__Required work__: Each line of the data below that includes the string "food" must be copied.

__Task material__:
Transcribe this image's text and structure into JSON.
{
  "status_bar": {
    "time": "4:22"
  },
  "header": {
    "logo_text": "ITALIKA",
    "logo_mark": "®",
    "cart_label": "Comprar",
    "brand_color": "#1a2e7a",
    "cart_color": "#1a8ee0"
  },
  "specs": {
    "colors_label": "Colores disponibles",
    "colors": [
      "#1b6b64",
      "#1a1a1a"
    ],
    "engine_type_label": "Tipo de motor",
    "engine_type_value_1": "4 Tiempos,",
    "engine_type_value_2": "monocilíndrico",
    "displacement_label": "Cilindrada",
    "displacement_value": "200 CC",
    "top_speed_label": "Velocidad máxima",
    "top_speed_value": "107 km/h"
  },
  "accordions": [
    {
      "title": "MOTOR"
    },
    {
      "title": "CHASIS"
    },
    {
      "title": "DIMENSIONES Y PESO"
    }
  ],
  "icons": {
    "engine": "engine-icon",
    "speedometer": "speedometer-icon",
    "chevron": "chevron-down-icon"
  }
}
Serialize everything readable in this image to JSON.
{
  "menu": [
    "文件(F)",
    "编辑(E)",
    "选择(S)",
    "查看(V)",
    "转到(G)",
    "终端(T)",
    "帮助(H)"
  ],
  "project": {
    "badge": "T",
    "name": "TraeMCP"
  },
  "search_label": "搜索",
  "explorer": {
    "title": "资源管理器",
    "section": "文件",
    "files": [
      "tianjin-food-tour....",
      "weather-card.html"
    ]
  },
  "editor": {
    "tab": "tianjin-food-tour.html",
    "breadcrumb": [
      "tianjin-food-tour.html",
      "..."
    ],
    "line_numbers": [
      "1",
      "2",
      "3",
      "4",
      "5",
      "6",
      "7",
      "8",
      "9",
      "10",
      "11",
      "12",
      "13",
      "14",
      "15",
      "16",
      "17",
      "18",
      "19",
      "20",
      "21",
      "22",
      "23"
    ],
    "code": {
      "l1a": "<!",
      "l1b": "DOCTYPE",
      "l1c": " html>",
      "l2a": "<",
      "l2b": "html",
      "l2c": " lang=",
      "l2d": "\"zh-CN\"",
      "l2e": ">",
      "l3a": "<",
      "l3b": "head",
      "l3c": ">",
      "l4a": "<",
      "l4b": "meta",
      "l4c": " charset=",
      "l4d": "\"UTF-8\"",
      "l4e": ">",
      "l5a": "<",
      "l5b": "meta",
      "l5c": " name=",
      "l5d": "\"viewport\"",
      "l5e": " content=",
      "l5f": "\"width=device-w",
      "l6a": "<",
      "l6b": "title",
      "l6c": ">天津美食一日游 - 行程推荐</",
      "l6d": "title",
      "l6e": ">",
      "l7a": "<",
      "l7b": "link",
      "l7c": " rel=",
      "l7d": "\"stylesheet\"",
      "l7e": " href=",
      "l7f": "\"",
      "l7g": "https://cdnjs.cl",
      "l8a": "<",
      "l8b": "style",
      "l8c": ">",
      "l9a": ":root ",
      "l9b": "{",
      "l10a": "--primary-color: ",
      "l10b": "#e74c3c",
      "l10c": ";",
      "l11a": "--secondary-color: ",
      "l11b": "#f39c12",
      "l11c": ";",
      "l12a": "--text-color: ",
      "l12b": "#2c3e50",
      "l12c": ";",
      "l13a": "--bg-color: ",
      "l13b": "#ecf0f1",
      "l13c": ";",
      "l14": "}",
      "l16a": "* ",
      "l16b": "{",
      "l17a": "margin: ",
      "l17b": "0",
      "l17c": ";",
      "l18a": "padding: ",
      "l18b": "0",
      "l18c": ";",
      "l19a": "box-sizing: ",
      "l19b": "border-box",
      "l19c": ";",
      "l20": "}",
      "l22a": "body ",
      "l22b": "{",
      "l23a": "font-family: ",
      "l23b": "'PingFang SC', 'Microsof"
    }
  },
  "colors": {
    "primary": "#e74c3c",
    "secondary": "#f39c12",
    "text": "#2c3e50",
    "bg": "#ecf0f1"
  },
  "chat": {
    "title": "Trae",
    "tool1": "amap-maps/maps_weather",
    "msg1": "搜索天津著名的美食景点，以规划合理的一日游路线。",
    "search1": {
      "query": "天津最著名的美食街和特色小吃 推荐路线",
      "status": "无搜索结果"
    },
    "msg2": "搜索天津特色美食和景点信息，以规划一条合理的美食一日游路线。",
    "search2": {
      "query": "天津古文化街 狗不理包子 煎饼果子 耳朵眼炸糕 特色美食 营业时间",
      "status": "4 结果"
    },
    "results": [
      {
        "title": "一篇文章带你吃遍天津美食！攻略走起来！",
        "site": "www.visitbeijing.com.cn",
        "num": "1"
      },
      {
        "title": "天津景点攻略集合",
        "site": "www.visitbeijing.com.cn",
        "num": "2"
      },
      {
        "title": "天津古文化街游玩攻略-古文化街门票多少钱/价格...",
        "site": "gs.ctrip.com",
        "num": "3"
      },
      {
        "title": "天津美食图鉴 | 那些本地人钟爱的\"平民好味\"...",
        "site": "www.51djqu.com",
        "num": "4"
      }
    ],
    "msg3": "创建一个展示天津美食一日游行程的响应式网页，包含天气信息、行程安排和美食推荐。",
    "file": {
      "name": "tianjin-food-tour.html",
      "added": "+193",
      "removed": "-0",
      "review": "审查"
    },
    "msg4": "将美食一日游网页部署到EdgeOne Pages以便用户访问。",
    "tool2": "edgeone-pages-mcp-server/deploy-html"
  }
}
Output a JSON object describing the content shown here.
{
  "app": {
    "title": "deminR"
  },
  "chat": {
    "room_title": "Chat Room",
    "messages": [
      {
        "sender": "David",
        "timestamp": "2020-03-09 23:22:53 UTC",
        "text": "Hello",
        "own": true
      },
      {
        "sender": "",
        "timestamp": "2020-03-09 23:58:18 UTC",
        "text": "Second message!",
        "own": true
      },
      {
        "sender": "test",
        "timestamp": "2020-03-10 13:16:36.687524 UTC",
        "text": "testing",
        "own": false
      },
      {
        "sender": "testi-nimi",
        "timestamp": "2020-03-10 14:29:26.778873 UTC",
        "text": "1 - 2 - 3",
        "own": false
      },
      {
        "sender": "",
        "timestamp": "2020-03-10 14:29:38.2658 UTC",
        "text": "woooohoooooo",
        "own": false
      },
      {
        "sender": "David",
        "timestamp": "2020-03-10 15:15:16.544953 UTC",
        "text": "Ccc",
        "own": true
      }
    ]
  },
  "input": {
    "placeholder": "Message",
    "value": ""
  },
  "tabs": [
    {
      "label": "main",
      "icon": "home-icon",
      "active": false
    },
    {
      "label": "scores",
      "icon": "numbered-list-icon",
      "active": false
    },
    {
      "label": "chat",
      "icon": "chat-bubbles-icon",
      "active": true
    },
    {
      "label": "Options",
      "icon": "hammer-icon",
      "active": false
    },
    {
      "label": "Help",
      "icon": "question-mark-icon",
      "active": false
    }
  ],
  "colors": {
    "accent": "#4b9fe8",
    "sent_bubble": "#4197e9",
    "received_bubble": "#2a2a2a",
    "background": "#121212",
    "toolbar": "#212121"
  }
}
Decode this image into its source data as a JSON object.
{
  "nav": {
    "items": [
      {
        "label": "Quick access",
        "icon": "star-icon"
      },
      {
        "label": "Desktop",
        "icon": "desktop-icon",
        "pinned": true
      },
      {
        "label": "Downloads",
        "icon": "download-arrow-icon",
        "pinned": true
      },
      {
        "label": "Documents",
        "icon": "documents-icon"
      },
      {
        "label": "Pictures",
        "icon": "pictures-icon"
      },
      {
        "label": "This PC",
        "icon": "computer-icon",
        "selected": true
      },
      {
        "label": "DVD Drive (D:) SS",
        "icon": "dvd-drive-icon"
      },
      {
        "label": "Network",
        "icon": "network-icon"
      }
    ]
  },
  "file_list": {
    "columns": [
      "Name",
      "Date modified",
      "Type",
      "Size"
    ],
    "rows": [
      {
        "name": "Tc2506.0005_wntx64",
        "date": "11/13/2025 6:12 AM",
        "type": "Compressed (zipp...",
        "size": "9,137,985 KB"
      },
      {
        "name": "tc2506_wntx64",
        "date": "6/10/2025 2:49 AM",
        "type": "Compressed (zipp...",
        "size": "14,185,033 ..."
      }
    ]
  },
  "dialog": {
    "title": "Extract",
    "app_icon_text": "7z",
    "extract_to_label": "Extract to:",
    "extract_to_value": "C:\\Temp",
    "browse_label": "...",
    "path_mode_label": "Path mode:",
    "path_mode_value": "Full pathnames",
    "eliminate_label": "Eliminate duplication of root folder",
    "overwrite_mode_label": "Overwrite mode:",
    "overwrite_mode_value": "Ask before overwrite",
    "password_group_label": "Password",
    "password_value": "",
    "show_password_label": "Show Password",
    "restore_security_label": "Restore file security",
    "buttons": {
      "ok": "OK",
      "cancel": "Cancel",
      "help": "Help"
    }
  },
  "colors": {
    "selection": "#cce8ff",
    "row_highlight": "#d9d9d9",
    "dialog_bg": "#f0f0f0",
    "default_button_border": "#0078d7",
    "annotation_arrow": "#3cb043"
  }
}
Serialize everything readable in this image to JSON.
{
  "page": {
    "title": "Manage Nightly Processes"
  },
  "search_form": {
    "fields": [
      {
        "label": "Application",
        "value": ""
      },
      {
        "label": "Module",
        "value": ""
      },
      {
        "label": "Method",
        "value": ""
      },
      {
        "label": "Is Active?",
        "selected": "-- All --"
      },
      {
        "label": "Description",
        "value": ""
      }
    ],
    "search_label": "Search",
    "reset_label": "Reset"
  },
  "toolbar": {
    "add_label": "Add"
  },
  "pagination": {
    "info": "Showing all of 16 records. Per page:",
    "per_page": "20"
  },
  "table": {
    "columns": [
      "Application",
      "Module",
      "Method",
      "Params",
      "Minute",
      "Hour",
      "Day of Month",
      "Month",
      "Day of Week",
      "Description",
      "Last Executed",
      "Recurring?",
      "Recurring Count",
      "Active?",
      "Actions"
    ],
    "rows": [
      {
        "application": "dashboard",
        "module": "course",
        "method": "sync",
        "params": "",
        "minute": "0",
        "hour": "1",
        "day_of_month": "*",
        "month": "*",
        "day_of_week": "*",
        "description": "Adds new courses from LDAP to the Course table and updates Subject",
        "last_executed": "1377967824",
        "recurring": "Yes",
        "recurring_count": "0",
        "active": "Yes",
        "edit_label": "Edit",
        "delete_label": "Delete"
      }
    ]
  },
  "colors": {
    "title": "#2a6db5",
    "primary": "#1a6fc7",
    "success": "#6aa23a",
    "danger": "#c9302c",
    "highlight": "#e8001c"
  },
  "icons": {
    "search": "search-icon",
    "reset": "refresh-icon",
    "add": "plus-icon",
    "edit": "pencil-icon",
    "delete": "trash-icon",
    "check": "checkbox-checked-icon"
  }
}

__Output for this task__:
      "tianjin-food-tour....",
    "tab": "tianjin-food-tour.html",
      "tianjin-food-tour.html",
      "name": "tianjin-food-tour.html",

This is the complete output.